HOW TO COMPLETE THIS TASK
Go through the material and return every line that contains the string "term".

------ INFORMATION SHOWN

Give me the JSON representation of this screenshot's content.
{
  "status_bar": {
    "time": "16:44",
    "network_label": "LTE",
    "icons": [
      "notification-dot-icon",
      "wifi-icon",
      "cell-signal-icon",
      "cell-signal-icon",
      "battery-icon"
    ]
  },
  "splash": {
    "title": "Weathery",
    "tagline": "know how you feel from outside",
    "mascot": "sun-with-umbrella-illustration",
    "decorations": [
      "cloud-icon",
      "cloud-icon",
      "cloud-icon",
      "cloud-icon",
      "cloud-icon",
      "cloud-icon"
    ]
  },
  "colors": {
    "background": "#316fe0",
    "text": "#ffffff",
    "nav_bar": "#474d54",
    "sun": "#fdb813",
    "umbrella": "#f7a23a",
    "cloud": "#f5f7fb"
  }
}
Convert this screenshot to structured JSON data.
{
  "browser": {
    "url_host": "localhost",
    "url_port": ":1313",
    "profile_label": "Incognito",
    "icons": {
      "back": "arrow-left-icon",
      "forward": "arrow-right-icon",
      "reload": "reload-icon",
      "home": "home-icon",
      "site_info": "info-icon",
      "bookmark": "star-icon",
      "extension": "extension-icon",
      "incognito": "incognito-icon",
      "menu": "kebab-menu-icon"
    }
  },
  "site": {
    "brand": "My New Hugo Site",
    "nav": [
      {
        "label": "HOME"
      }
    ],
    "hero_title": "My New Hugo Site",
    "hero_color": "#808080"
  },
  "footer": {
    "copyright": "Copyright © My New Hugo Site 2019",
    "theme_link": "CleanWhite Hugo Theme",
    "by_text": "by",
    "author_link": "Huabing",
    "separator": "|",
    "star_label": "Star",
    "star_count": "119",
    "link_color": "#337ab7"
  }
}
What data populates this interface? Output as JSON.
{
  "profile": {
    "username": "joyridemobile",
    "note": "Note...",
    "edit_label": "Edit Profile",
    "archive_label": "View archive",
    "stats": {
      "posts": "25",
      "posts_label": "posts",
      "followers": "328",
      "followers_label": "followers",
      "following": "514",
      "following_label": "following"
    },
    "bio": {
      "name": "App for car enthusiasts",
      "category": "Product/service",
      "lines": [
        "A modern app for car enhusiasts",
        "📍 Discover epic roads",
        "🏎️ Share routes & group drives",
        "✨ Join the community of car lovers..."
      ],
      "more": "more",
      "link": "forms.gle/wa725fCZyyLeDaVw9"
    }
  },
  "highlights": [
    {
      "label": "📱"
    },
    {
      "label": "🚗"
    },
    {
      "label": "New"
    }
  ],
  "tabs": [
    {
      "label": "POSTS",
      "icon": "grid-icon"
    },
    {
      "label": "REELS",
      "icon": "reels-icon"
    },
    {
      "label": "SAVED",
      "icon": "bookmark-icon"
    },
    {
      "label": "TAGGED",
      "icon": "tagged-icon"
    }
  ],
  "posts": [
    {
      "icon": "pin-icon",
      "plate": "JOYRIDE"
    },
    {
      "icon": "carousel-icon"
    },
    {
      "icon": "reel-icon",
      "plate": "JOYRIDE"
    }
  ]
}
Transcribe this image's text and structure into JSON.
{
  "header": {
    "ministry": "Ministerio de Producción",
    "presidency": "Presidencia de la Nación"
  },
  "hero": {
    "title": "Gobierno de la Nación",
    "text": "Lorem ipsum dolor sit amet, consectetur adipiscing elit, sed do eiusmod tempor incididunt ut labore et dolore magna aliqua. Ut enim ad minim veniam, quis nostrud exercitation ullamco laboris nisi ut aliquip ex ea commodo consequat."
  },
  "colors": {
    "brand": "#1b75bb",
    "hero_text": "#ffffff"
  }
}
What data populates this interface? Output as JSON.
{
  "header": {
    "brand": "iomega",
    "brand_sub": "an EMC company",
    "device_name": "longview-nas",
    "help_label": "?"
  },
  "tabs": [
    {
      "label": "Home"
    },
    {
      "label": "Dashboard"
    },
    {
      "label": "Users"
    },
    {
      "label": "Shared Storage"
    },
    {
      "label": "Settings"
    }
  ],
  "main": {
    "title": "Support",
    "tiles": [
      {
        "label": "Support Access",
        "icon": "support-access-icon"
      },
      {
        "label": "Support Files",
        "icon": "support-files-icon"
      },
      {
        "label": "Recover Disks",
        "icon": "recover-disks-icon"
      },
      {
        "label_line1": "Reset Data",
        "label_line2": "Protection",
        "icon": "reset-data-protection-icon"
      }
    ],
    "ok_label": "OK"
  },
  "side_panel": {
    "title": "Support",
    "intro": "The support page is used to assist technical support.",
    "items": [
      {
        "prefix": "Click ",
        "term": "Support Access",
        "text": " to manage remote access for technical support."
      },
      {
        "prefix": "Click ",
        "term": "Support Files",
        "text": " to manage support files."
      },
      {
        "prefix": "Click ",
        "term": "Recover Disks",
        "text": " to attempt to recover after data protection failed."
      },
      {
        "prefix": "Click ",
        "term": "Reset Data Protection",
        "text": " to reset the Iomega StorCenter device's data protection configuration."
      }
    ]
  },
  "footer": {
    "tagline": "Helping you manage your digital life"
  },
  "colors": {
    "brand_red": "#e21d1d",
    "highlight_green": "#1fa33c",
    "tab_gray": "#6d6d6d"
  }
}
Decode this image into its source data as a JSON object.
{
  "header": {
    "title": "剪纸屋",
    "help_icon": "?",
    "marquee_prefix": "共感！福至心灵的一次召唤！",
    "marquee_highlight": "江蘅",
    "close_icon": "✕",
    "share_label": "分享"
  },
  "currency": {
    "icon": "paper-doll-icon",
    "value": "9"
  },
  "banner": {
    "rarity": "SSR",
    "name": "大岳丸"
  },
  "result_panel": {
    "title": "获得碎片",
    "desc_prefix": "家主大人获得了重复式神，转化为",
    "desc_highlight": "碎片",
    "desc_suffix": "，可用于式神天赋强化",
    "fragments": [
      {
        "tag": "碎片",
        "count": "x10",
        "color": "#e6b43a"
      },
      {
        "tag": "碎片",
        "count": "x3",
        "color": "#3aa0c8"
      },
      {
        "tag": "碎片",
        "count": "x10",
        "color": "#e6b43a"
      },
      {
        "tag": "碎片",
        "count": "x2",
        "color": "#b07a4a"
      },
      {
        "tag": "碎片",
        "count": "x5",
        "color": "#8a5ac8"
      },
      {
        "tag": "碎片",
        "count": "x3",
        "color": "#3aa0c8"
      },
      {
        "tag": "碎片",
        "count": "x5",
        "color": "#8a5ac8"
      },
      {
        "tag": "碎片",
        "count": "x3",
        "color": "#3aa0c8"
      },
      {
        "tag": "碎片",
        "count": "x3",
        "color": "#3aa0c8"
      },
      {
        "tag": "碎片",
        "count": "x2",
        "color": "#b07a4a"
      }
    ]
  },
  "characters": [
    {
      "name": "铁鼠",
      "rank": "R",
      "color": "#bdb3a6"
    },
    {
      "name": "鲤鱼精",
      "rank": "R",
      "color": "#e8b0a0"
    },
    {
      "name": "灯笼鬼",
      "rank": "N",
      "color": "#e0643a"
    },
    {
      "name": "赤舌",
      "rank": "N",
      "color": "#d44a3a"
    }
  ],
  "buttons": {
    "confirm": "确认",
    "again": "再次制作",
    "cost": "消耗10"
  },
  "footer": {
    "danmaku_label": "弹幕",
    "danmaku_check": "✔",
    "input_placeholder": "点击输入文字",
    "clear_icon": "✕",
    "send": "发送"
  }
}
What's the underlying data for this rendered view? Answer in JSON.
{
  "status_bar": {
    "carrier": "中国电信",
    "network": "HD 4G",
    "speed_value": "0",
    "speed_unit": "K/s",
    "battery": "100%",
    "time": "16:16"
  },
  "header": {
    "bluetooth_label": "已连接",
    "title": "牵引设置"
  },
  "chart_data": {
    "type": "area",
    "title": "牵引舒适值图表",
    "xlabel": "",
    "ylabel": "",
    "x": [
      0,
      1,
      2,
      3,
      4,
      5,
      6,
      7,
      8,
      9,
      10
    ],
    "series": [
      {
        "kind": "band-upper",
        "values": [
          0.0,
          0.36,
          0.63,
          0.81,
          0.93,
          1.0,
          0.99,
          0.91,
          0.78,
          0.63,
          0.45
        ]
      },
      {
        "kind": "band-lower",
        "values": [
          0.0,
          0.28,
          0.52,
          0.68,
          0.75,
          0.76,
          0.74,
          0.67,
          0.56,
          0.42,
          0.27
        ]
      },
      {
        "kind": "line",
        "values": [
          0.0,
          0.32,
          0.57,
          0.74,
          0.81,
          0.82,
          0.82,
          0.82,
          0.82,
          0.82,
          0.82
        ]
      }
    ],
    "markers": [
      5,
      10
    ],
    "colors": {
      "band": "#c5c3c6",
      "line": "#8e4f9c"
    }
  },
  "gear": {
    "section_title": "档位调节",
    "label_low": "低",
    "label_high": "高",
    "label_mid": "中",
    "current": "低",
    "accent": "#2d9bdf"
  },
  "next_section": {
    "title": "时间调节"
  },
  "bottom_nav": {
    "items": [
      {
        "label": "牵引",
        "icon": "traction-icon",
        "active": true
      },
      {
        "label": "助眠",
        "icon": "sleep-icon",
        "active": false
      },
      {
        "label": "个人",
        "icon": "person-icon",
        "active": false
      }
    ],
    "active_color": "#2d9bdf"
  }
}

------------

TASK RESPONSE
        "term": "Support Access",
        "term": "Support Files",
        "term": "Recover Disks",
        "term": "Reset Data Protection",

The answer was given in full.